When you have a stopped drain, you want to clear it as quickly as possible. That may prompt you to reach for highly corrosive chemicals, such as muriatic acid. For your safety, as well as the safety of the pipes and the environment, you should think twice about doing this. There are better ways to get the job done.
Muriatic acid is another name for dilute hydrochloric acid (HCl), and HCl is one of the strongest acids there is. Masons use it to wash efflorescence off of brick because it readily dissolves mineral salts. It doesn't work as well on organic matter, although the HCl in the human gut does a pretty good job breaking down food so the body can digest it.
Video of the Day
Muriatic Acid Drain Cleaner Dangers
Strong commercial drain cleaners may contain an acid, but it's usually sulfuric acid, which dissolves organic matter better than HCl. If you're going to use muriatic acid to clean a drain line, you'll probably reach for a solution sold in the paint or masonry section of the hardware store. You'll want to dilute it, and that could be hazardous.
If you make the mistake of pouring water into the acid bottle, a chemical explosion could result and you could get burned or blinded. You should always pour acid into water — never the other way around. So consider what happens if you pour the solution into a clogged drain and it just sits in the P-trap without dissolving the clog, which is entirely possible.
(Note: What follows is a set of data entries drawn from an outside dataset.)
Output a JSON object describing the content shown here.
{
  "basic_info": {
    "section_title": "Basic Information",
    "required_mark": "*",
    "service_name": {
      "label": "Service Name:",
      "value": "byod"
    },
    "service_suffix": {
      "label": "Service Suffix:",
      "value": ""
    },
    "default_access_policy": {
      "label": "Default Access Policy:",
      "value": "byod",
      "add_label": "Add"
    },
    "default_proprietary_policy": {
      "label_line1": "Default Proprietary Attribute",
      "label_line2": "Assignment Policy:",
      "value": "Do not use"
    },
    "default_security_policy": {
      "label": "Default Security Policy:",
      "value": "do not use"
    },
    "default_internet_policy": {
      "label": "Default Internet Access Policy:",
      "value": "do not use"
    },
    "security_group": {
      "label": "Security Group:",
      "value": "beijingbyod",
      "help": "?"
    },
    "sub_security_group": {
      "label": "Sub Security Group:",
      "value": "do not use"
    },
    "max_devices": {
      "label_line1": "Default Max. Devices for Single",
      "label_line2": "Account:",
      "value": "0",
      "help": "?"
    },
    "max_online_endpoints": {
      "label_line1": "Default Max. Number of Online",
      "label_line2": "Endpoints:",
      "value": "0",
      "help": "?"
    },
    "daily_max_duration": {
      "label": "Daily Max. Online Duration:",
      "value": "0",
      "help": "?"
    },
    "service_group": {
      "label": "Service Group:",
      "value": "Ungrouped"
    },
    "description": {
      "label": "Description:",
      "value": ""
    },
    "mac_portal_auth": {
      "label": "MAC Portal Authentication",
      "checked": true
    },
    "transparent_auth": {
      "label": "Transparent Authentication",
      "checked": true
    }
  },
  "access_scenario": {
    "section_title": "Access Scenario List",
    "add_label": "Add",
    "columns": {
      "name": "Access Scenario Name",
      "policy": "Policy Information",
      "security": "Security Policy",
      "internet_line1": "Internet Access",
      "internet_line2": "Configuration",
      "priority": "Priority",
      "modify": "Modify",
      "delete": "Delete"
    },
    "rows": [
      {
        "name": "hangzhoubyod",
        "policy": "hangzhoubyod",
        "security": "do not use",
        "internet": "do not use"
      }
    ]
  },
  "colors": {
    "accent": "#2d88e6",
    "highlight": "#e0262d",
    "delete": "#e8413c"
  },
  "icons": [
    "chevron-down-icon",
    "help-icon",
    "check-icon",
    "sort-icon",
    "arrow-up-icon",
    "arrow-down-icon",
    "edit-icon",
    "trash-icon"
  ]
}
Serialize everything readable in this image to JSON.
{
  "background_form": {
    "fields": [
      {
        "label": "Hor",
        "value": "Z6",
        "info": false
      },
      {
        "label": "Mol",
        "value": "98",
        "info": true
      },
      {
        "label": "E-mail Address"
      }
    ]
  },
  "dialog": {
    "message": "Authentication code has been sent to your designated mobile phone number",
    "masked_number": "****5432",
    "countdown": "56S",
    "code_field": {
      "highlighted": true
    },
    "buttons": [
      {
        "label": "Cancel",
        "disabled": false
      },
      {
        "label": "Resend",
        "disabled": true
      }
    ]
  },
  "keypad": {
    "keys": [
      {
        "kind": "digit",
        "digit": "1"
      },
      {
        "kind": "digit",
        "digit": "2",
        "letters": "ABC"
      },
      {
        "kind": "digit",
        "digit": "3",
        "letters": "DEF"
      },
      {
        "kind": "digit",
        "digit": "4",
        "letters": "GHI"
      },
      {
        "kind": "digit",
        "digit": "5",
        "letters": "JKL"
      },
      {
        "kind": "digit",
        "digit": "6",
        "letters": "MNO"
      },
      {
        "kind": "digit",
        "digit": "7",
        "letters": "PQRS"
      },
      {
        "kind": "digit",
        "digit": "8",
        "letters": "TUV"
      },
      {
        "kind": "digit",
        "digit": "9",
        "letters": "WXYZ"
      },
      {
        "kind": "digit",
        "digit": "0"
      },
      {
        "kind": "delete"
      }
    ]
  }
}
Someone could come along and pour water into the drain and the resulting reaction could eject liquid from the drain or even burst the pipes. Moreover, the reaction releases enough heat to potentially melt plastic pipes. Don't even think about following a muriatic acid treatment with a lye drain cleaner or you'll be witness to a similarly violent incident.
Using Muriatic Acid Anyway
Some people subscribe to the daredevil approach to drain cleaning, which is to use the strongest chemicals available. If you're of this persuasion, go right ahead, but if you're on a septic system, say goodbye to the beneficial bacteria that dissolve the waste in the tank. Without them, the sludge level of the tank will rise and the leach field will eventually clog, but at least you'll have a clear drain — maybe.
The same is true if you use a sodium hydroxide drain cleaner, such as Drano. Sodium hydroxide is caustic, not acidic, but it also kills beneficial bacteria. Moreover, neither muriatic acid nor sodium hydroxide are better for municipal waste systems or the environment than they are for septic systems.
How to Clean a Clogged Drain
A sink plunger is an underrated tool that many people use as an afterthought rather than as a first choice, but it's the number-one drain cleaner in the home. When used properly, with the sink partially filled with water and the air purged from under the cup, a plunger can clear 90 percent of sink clogs. A drain bladder, which you insert into the pipe and fill with water, is even more effective, but unlike a plunger, it isn't standard household equipment.
Other mechanical methods for busting clogs include using an auger, or snake, and disassembling the pipes if they're accessible. The latter method becomes hazardous if the drain is full of acid, which is another reason to avoid using a muriatic acid drain cleaner in the first place.
If you prefer the chemical approach, enzyme-based drain cleaners efficiently digest the organic matter that causes clogs, although they take some time to work. You can also clear a drain by pouring in a 1/2 cup of baking soda followed by a quart or so of a 50/50 solution of vinegar and hot water. The foaming action makes this a fun way to clear your drains.